» Problem to solve
Each entry should be returned exactly as written, with no pictures carried over.

» Dataset
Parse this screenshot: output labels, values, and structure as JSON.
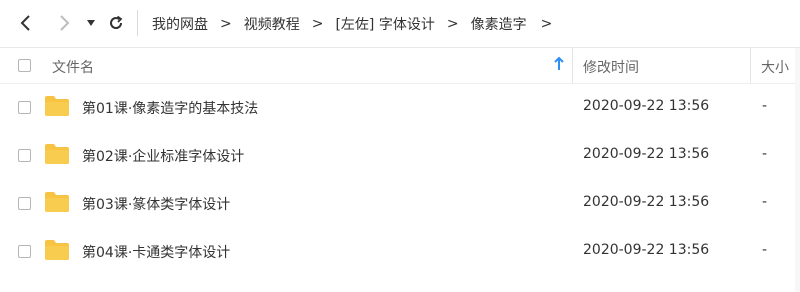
{
  "toolbar": {
    "breadcrumbs": [
      "我的网盘",
      "视频教程",
      "[左佐] 字体设计",
      "像素造字"
    ],
    "separator": ">"
  },
  "header": {
    "name_label": "文件名",
    "time_label": "修改时间",
    "size_label": "大小"
  },
  "files": [
    {
      "name": "第01课·像素造字的基本技法",
      "modified": "2020-09-22 13:56",
      "size": "-"
    },
    {
      "name": "第02课·企业标准字体设计",
      "modified": "2020-09-22 13:56",
      "size": "-"
    },
    {
      "name": "第03课·篆体类字体设计",
      "modified": "2020-09-22 13:56",
      "size": "-"
    },
    {
      "name": "第04课·卡通类字体设计",
      "modified": "2020-09-22 13:56",
      "size": "-"
    }
  ],
  "colors": {
    "folder": "#f6c342",
    "sort_arrow": "#2f8ef4"
  },
  "icons": {
    "back": "chevron-left-icon",
    "forward": "chevron-right-icon",
    "dropdown": "caret-down-icon",
    "refresh": "refresh-icon",
    "sort": "sort-arrow-up-icon",
    "folder": "folder-icon"
  }
}
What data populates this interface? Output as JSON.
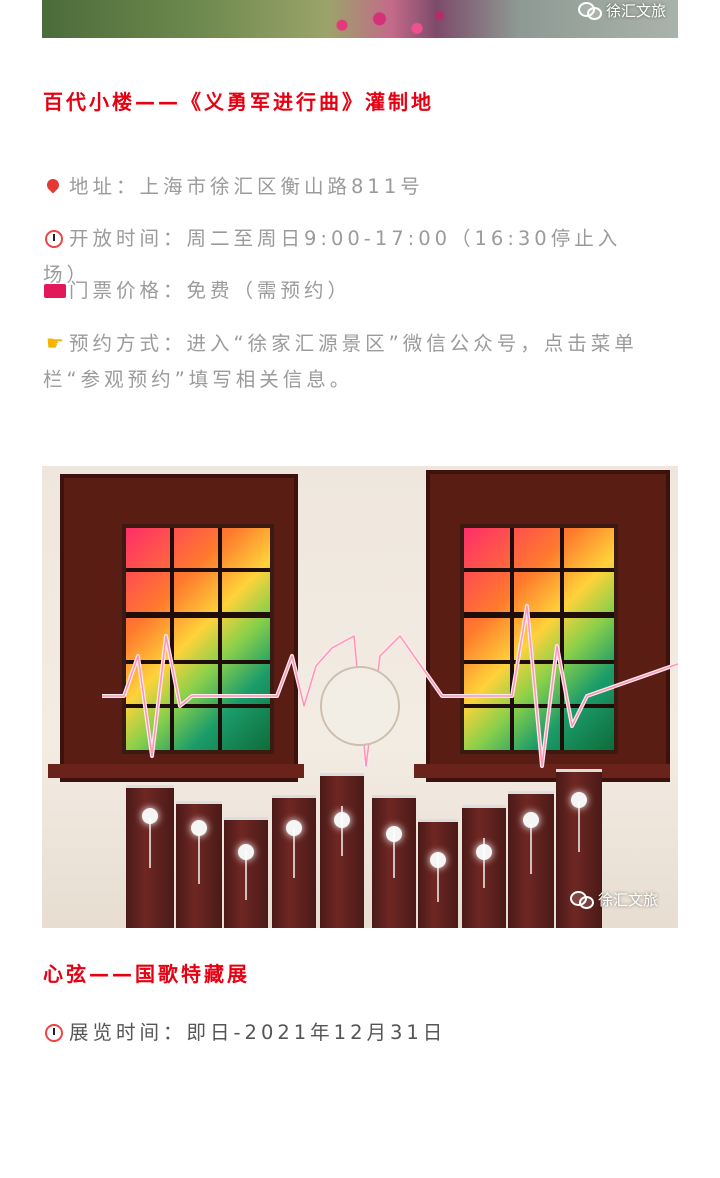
{
  "top_photo": {
    "watermark": "徐汇文旅"
  },
  "section1": {
    "title": "百代小楼——《义勇军进行曲》灌制地",
    "address": "地址：上海市徐汇区衡山路811号",
    "hours": "开放时间：周二至周日9:00-17:00（16:30停止入场）",
    "ticket": "门票价格：免费（需预约）",
    "booking": "预约方式：进入“徐家汇源景区”微信公众号，点击菜单栏“参观预约”填写相关信息。"
  },
  "main_photo": {
    "watermark": "徐汇文旅"
  },
  "section2": {
    "title": "心弦——国歌特藏展",
    "dates": "展览时间：即日-2021年12月31日"
  },
  "icons": {
    "address": "pin-icon",
    "hours": "alarm-clock-icon",
    "ticket": "ticket-icon",
    "booking": "pointing-hand-icon",
    "watermark": "wechat-icon"
  }
}
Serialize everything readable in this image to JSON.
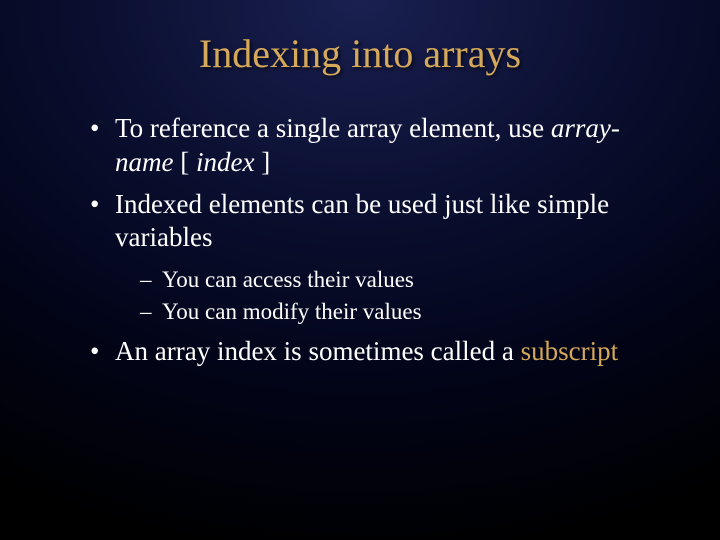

» Answer for the task
Parse this screenshot: output labels, values, and structure as JSON.
{
  "toolbar": {
    "breadcrumbs": [
      "我的网盘",
      "视频教程",
      "[左佐] 字体设计",
      "像素造字"
    ],
    "separator": ">"
  },
  "header": {
    "name_label": "文件名",
    "time_label": "修改时间",
    "size_label": "大小"
  },
  "files": [
    {
      "name": "第01课·像素造字的基本技法",
      "modified": "2020-09-22 13:56",
      "size": "-"
    },
    {
      "name": "第02课·企业标准字体设计",
      "modified": "2020-09-22 13:56",
      "size": "-"
    },
    {
      "name": "第03课·篆体类字体设计",
      "modified": "2020-09-22 13:56",
      "size": "-"
    },
    {
      "name": "第04课·卡通类字体设计",
      "modified": "2020-09-22 13:56",
      "size": "-"
    }
  ],
  "colors": {
    "folder": "#f6c342",
    "sort_arrow": "#2f8ef4"
  },
  "icons": {
    "back": "chevron-left-icon",
    "forward": "chevron-right-icon",
    "dropdown": "caret-down-icon",
    "refresh": "refresh-icon",
    "sort": "sort-arrow-up-icon",
    "folder": "folder-icon"
  }
}
What data populates this interface? Output as JSON.
{
  "top_photo": {
    "watermark": "徐汇文旅"
  },
  "section1": {
    "title": "百代小楼——《义勇军进行曲》灌制地",
    "address": "地址：上海市徐汇区衡山路811号",
    "hours": "开放时间：周二至周日9:00-17:00（16:30停止入场）",
    "ticket": "门票价格：免费（需预约）",
    "booking": "预约方式：进入“徐家汇源景区”微信公众号，点击菜单栏“参观预约”填写相关信息。"
  },
  "main_photo": {
    "watermark": "徐汇文旅"
  },
  "section2": {
    "title": "心弦——国歌特藏展",
    "dates": "展览时间：即日-2021年12月31日"
  },
  "icons": {
    "address": "pin-icon",
    "hours": "alarm-clock-icon",
    "ticket": "ticket-icon",
    "booking": "pointing-hand-icon",
    "watermark": "wechat-icon"
  }
}
Serialize everything readable in this image to JSON.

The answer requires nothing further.